Available records section start

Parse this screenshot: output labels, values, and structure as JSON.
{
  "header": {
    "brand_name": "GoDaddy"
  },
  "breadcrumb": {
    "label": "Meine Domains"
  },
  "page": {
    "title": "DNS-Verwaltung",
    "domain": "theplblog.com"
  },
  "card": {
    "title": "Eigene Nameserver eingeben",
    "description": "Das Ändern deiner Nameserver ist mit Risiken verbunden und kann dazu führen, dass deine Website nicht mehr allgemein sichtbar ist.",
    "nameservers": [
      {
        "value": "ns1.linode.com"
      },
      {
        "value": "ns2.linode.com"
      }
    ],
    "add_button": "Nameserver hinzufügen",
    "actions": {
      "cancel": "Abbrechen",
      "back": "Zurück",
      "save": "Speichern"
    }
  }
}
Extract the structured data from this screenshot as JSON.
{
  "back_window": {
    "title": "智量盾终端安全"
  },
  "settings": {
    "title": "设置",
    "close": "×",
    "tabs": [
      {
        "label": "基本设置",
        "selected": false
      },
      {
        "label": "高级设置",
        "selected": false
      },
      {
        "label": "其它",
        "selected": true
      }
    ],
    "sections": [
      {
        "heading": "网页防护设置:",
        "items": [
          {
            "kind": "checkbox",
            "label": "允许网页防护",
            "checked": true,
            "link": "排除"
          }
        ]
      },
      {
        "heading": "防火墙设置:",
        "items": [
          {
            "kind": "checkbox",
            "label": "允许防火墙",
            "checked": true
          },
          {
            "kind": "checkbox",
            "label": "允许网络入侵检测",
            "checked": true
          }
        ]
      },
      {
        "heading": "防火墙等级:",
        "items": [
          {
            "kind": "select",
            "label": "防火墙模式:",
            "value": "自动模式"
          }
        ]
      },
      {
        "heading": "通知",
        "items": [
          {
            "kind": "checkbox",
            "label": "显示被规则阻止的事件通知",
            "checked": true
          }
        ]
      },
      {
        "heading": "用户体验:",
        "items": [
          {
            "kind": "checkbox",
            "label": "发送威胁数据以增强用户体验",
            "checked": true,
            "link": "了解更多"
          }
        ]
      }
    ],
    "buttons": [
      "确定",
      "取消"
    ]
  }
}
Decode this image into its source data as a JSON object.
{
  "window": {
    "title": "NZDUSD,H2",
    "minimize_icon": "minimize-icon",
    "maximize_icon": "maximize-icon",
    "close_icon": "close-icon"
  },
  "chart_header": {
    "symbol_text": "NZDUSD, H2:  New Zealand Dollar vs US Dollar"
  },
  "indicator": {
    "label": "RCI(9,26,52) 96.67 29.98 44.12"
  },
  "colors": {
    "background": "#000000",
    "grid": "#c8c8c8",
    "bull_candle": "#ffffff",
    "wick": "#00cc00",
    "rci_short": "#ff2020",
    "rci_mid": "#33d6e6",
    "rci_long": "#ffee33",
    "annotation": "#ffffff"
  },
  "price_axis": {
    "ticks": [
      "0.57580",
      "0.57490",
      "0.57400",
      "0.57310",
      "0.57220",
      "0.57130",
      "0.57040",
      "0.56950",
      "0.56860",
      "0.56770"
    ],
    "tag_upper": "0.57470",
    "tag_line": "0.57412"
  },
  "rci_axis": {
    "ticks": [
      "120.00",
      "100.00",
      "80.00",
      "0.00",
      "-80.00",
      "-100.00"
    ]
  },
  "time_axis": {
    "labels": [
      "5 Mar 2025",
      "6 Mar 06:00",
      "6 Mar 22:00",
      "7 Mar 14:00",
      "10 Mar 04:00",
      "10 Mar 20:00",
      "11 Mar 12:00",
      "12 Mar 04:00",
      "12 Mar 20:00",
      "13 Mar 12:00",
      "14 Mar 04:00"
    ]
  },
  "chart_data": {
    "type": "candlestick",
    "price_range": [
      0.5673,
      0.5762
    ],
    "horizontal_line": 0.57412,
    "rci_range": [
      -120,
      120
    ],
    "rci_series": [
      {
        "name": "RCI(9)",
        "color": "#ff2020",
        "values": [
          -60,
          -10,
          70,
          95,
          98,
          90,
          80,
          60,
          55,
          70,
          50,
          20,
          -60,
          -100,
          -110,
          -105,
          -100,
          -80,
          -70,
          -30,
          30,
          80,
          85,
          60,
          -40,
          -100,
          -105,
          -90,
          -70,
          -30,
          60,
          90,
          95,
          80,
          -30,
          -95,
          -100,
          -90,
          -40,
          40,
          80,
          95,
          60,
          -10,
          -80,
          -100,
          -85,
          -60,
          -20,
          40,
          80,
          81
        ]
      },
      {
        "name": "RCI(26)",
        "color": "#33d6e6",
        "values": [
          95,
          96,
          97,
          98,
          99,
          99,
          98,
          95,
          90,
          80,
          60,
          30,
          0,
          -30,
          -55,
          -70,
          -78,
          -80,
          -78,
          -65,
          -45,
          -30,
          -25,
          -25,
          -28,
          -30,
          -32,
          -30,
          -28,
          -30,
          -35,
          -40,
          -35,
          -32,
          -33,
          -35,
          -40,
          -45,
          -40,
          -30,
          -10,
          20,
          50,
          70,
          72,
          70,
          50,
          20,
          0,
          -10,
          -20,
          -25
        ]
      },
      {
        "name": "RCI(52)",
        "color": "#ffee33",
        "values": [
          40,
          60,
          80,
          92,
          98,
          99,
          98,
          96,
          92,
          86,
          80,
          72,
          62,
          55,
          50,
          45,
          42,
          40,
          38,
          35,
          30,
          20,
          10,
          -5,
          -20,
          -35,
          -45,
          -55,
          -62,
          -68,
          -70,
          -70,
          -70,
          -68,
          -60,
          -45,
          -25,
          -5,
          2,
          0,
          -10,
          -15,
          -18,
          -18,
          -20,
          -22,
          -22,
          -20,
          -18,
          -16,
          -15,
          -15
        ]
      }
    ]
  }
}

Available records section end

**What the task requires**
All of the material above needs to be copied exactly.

**Response**
Parse this screenshot: output labels, values, and structure as JSON.
{
  "header": {
    "brand_name": "GoDaddy"
  },
  "breadcrumb": {
    "label": "Meine Domains"
  },
  "page": {
    "title": "DNS-Verwaltung",
    "domain": "theplblog.com"
  },
  "card": {
    "title": "Eigene Nameserver eingeben",
    "description": "Das Ändern deiner Nameserver ist mit Risiken verbunden und kann dazu führen, dass deine Website nicht mehr allgemein sichtbar ist.",
    "nameservers": [
      {
        "value": "ns1.linode.com"
      },
      {
        "value": "ns2.linode.com"
      }
    ],
    "add_button": "Nameserver hinzufügen",
    "actions": {
      "cancel": "Abbrechen",
      "back": "Zurück",
      "save": "Speichern"
    }
  }
}
Extract the structured data from this screenshot as JSON.
{
  "back_window": {
    "title": "智量盾终端安全"
  },
  "settings": {
    "title": "设置",
    "close": "×",
    "tabs": [
      {
        "label": "基本设置",
        "selected": false
      },
      {
        "label": "高级设置",
        "selected": false
      },
      {
        "label": "其它",
        "selected": true
      }
    ],
    "sections": [
      {
        "heading": "网页防护设置:",
        "items": [
          {
            "kind": "checkbox",
            "label": "允许网页防护",
            "checked": true,
            "link": "排除"
          }
        ]
      },
      {
        "heading": "防火墙设置:",
        "items": [
          {
            "kind": "checkbox",
            "label": "允许防火墙",
            "checked": true
          },
          {
            "kind": "checkbox",
            "label": "允许网络入侵检测",
            "checked": true
          }
        ]
      },
      {
        "heading": "防火墙等级:",
        "items": [
          {
            "kind": "select",
            "label": "防火墙模式:",
            "value": "自动模式"
          }
        ]
      },
      {
        "heading": "通知",
        "items": [
          {
            "kind": "checkbox",
            "label": "显示被规则阻止的事件通知",
            "checked": true
          }
        ]
      },
      {
        "heading": "用户体验:",
        "items": [
          {
            "kind": "checkbox",
            "label": "发送威胁数据以增强用户体验",
            "checked": true,
            "link": "了解更多"
          }
        ]
      }
    ],
    "buttons": [
      "确定",
      "取消"
    ]
  }
}
Decode this image into its source data as a JSON object.
{
  "window": {
    "title": "NZDUSD,H2",
    "minimize_icon": "minimize-icon",
    "maximize_icon": "maximize-icon",
    "close_icon": "close-icon"
  },
  "chart_header": {
    "symbol_text": "NZDUSD, H2:  New Zealand Dollar vs US Dollar"
  },
  "indicator": {
    "label": "RCI(9,26,52) 96.67 29.98 44.12"
  },
  "colors": {
    "background": "#000000",
    "grid": "#c8c8c8",
    "bull_candle": "#ffffff",
    "wick": "#00cc00",
    "rci_short": "#ff2020",
    "rci_mid": "#33d6e6",
    "rci_long": "#ffee33",
    "annotation": "#ffffff"
  },
  "price_axis": {
    "ticks": [
      "0.57580",
      "0.57490",
      "0.57400",
      "0.57310",
      "0.57220",
      "0.57130",
      "0.57040",
      "0.56950",
      "0.56860",
      "0.56770"
    ],
    "tag_upper": "0.57470",
    "tag_line": "0.57412"
  },
  "rci_axis": {
    "ticks": [
      "120.00",
      "100.00",
      "80.00",
      "0.00",
      "-80.00",
      "-100.00"
    ]
  },
  "time_axis": {
    "labels": [
      "5 Mar 2025",
      "6 Mar 06:00",
      "6 Mar 22:00",
      "7 Mar 14:00",
      "10 Mar 04:00",
      "10 Mar 20:00",
      "11 Mar 12:00",
      "12 Mar 04:00",
      "12 Mar 20:00",
      "13 Mar 12:00",
      "14 Mar 04:00"
    ]
  },
  "chart_data": {
    "type": "candlestick",
    "price_range": [
      0.5673,
      0.5762
    ],
    "horizontal_line": 0.57412,
    "rci_range": [
      -120,
      120
    ],
    "rci_series": [
      {
        "name": "RCI(9)",
        "color": "#ff2020",
        "values": [
          -60,
          -10,
          70,
          95,
          98,
          90,
          80,
          60,
          55,
          70,
          50,
          20,
          -60,
          -100,
          -110,
          -105,
          -100,
          -80,
          -70,
          -30,
          30,
          80,
          85,
          60,
          -40,
          -100,
          -105,
          -90,
          -70,
          -30,
          60,
          90,
          95,
          80,
          -30,
          -95,
          -100,
          -90,
          -40,
          40,
          80,
          95,
          60,
          -10,
          -80,
          -100,
          -85,
          -60,
          -20,
          40,
          80,
          81
        ]
      },
      {
        "name": "RCI(26)",
        "color": "#33d6e6",
        "values": [
          95,
          96,
          97,
          98,
          99,
          99,
          98,
          95,
          90,
          80,
          60,
          30,
          0,
          -30,
          -55,
          -70,
          -78,
          -80,
          -78,
          -65,
          -45,
          -30,
          -25,
          -25,
          -28,
          -30,
          -32,
          -30,
          -28,
          -30,
          -35,
          -40,
          -35,
          -32,
          -33,
          -35,
          -40,
          -45,
          -40,
          -30,
          -10,
          20,
          50,
          70,
          72,
          70,
          50,
          20,
          0,
          -10,
          -20,
          -25
        ]
      },
      {
        "name": "RCI(52)",
        "color": "#ffee33",
        "values": [
          40,
          60,
          80,
          92,
          98,
          99,
          98,
          96,
          92,
          86,
          80,
          72,
          62,
          55,
          50,
          45,
          42,
          40,
          38,
          35,
          30,
          20,
          10,
          -5,
          -20,
          -35,
          -45,
          -55,
          -62,
          -68,
          -70,
          -70,
          -70,
          -68,
          -60,
          -45,
          -25,
          -5,
          2,
          0,
          -10,
          -15,
          -18,
          -18,
          -20,
          -22,
          -22,
          -20,
          -18,
          -16,
          -15,
          -15
        ]
      }
    ]
  }
}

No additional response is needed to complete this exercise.